Cardio is the most practical way to induce more blood flow and thus, helps you recover faster.

Start with two to three 20-30 minute sessions a week during your muscle building phase. You'll want to perform these sessions at 65% of max intensity or 120-140 BPM's (a.k.a. zone 2 work).

Step 5. Establish a nighttime routine

Building strength and packing on muscle hinge on two hormones: Testosterone and Growth hormone.

These two are the powerhouse hormones you must be mindful of when you want to go from scrawny to brawny.

Interestingly, these two hormones rely on you getting enough sleep. But the stats show that a lot of people (maybe even you), don't get enough sleep.

And then they wonder why they can't make any gains.

Much your GH production is released during sleep and testosterone falls faster than a gazelle with a lion on its tail when you don't sleep enough.

So, it's easy to see that when you skimp on the shut eye, you're making it really tough on yourself to make any progress with your muscle gains.

We're all used to waking up to that annoying alarm clock, right? It's the thing that tells us to "wake-up." But how come we don't have a trigger(s) or alarm clock for us to go to bed? It's time to do that.

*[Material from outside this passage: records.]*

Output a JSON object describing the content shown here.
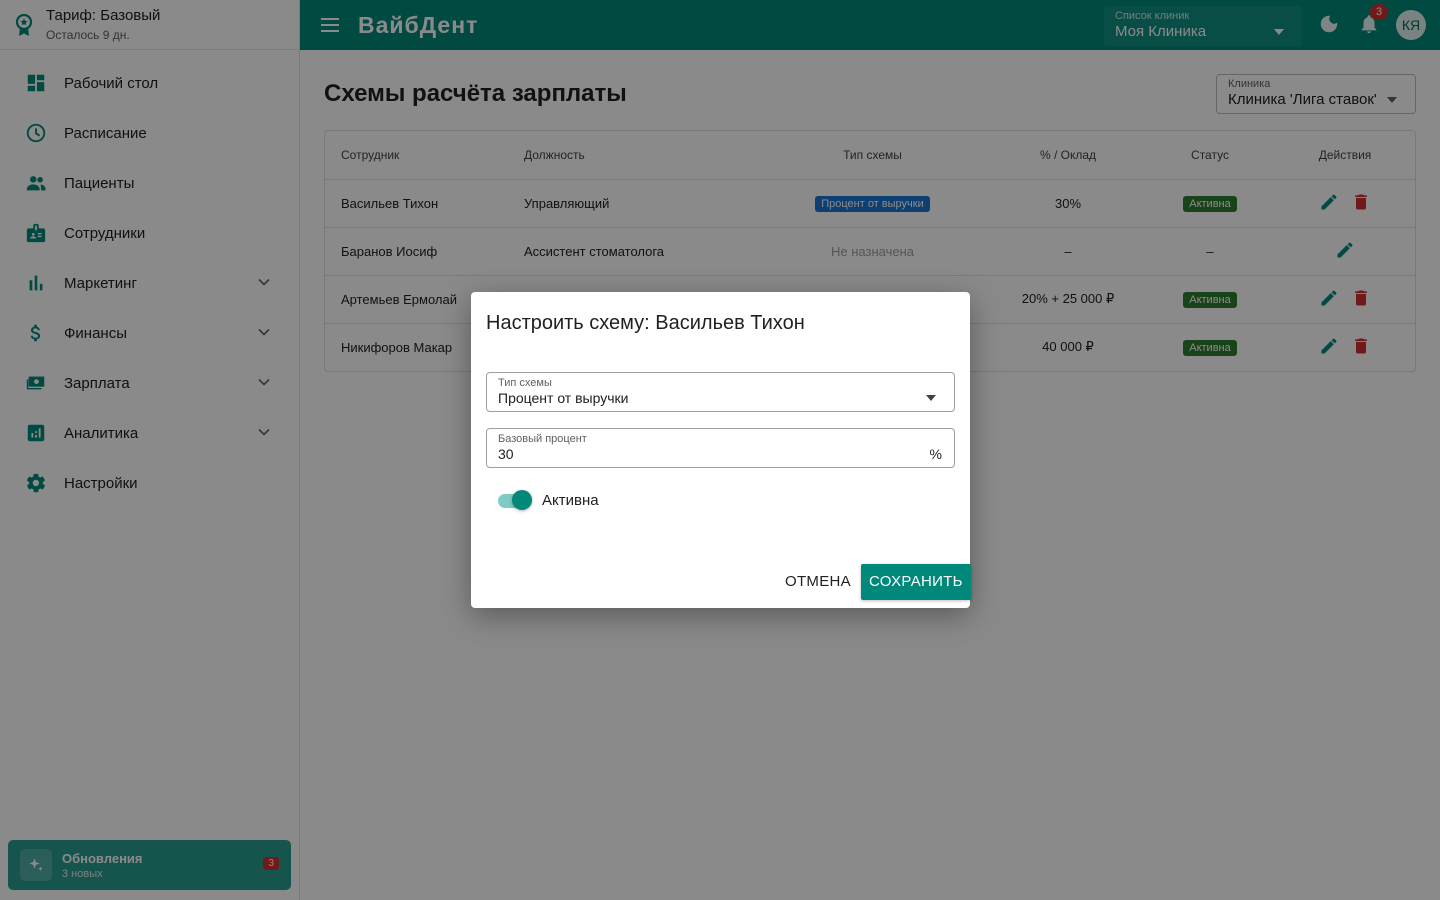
{
  "app": {
    "brand": "ВайбДент",
    "plan_title": "Тариф: Базовый",
    "plan_sub": "Осталось 9 дн."
  },
  "topbar": {
    "clinic_list_label": "Список клиник",
    "clinic_list_value": "Моя Клиника",
    "notifications_count": "3",
    "avatar_initials": "КЯ"
  },
  "sidebar": {
    "items": [
      {
        "label": "Рабочий стол",
        "icon": "dashboard-icon"
      },
      {
        "label": "Расписание",
        "icon": "clock-icon"
      },
      {
        "label": "Пациенты",
        "icon": "people-icon"
      },
      {
        "label": "Сотрудники",
        "icon": "badge-icon"
      },
      {
        "label": "Маркетинг",
        "icon": "bar-chart-icon",
        "expandable": true
      },
      {
        "label": "Финансы",
        "icon": "dollar-icon",
        "expandable": true
      },
      {
        "label": "Зарплата",
        "icon": "cash-icon",
        "expandable": true
      },
      {
        "label": "Аналитика",
        "icon": "analytics-icon",
        "expandable": true
      },
      {
        "label": "Настройки",
        "icon": "gear-icon"
      }
    ],
    "updates": {
      "title": "Обновления",
      "sub": "3 новых",
      "count": "3"
    }
  },
  "page": {
    "title": "Схемы расчёта зарплаты",
    "clinic_filter_label": "Клиника",
    "clinic_filter_value": "Клиника 'Лига ставок'"
  },
  "table": {
    "headers": [
      "Сотрудник",
      "Должность",
      "Тип схемы",
      "% / Оклад",
      "Статус",
      "Действия"
    ],
    "rows": [
      {
        "employee": "Васильев Тихон",
        "position": "Управляющий",
        "scheme": "Процент от выручки",
        "amount": "30%",
        "status": "Активна"
      },
      {
        "employee": "Баранов Иосиф",
        "position": "Ассистент стоматолога",
        "scheme": "Не назначена",
        "amount": "–",
        "status": "–"
      },
      {
        "employee": "Артемьев Ермолай",
        "position": "",
        "scheme": "",
        "amount": "20% + 25 000 ₽",
        "status": "Активна"
      },
      {
        "employee": "Никифоров Макар",
        "position": "",
        "scheme": "",
        "amount": "40 000 ₽",
        "status": "Активна"
      }
    ]
  },
  "dialog": {
    "title": "Настроить схему: Васильев Тихон",
    "scheme_label": "Тип схемы",
    "scheme_value": "Процент от выручки",
    "percent_label": "Базовый процент",
    "percent_value": "30",
    "percent_suffix": "%",
    "active_label": "Активна",
    "active_on": true,
    "cancel_label": "Отмена",
    "save_label": "Сохранить"
  },
  "colors": {
    "primary": "#00897b",
    "chip_percent": "#1976d2",
    "chip_mixed": "#8e24aa",
    "chip_active": "#2e7d32",
    "delete": "#d32f2f"
  }
}
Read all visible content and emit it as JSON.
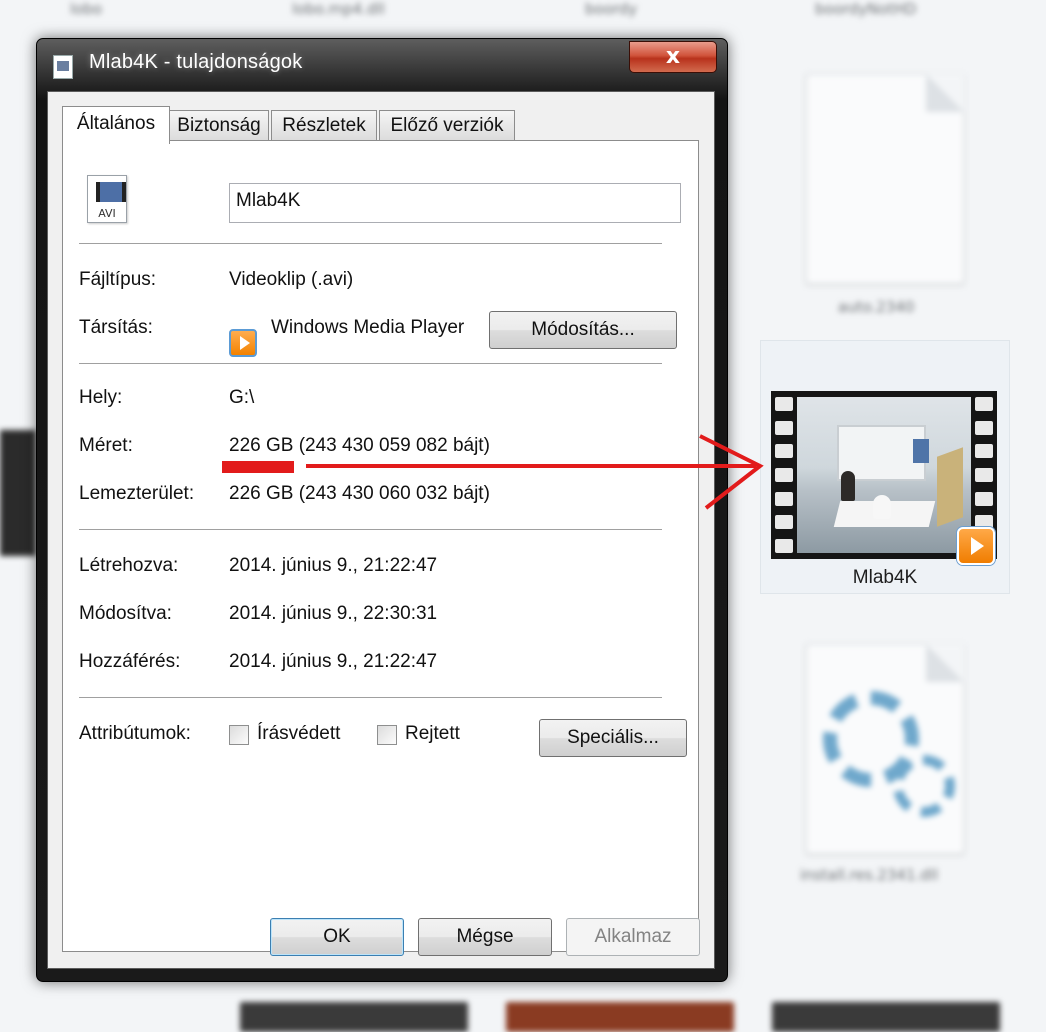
{
  "background": {
    "top_labels": [
      "lobo",
      "lobo.mp4.dll",
      "boordy",
      "boordyNotHD"
    ],
    "file_labels": {
      "doc": "auto.2340",
      "installer": "install.res.2341.dll"
    }
  },
  "selected_file": {
    "name": "Mlab4K",
    "badge_icon": "wmp-play-icon"
  },
  "dialog": {
    "title": "Mlab4K - tulajdonságok",
    "close_label": "x",
    "tabs": [
      {
        "label": "Általános",
        "active": true
      },
      {
        "label": "Biztonság",
        "active": false
      },
      {
        "label": "Részletek",
        "active": false
      },
      {
        "label": "Előző verziók",
        "active": false
      }
    ],
    "file_icon_text": "AVI",
    "file_name_value": "Mlab4K",
    "rows": {
      "type": {
        "label": "Fájltípus:",
        "value": "Videoklip (.avi)"
      },
      "opens_with": {
        "label": "Társítás:",
        "value": "Windows Media Player",
        "button": "Módosítás..."
      },
      "location": {
        "label": "Hely:",
        "value": "G:\\"
      },
      "size": {
        "label": "Méret:",
        "value": "226 GB (243 430 059 082 bájt)"
      },
      "size_on_disk": {
        "label": "Lemezterület:",
        "value": "226 GB (243 430 060 032 bájt)"
      },
      "created": {
        "label": "Létrehozva:",
        "value": "2014. június 9., 21:22:47"
      },
      "modified": {
        "label": "Módosítva:",
        "value": "2014. június 9., 22:30:31"
      },
      "accessed": {
        "label": "Hozzáférés:",
        "value": "2014. június 9., 21:22:47"
      }
    },
    "attributes": {
      "label": "Attribútumok:",
      "readonly": {
        "label": "Írásvédett",
        "checked": false
      },
      "hidden": {
        "label": "Rejtett",
        "checked": false
      },
      "advanced_button": "Speciális..."
    },
    "buttons": {
      "ok": "OK",
      "cancel": "Mégse",
      "apply": "Alkalmaz"
    }
  },
  "annotation": {
    "color": "#e21b1b"
  }
}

Here is a practical short list of strategies to establish a nightly routine so you can get to bed regularly and get consistent quality sleep:
  • Craft a night time ritual. Maybe it's drinking chamomile tea. Maybe it's taking a warm shower. Find something that triggers relaxation for you. This will train your mind that it's time to "shut-down."
  • Keep your room cool. Warm temperatures will wake you up throughout the night disrupting sleep. Somewhere in the 65-70 degree range should do the job.
  • Plan tomorrow in two minutes. Pencil out your to-do list for the following day so you don't ruminate over things that must get done when you hop into bed. You can be rest peacefully knowing that you can reference your to-do list and not have to worry about remembering what must get done the next day.

Wrapping Up

The gains can be yours.

With the handful of strategies you're now equipped with, you can build the body you want without sacrificing function.

Build your training around the big lifts supported by accessory work, bump up your intake reasonably, keep cardio in your game-plan, and establish a nightly routine.

By doing so, you'll be taking the straightest path to the body you want.
"Androgen Receptor Content Following Heavy Resistance Exercise in Men. - PubMed - NCBI."National Center for Biotechnology Information. N.p., n.d. Web. 12 Apr. 2016.
"Hormonal and Growth Factor Responses to Heavy Resistance Exercise Protocols. - PubMed - NCBI." National Center for Biotechnology Information. N.p., n.d. Web. 12 Apr. 2016.
"JAMA Network | JAMA | Effect of 1 Week of Sleep Restriction on Testosterone Levels in Young Healthy Men." JAMA Network | JAMA | Home. N.p., n.d. Web. 12 Apr. 2016.
"Metabolic Responses During Hydraulic Resistance Exercise. - PubMed - NCBI." National Center for Biotechnology Information. N.p., n.d. Web. 12 Apr. 2016.
Previous article The Hip Thrust – Good or Bad?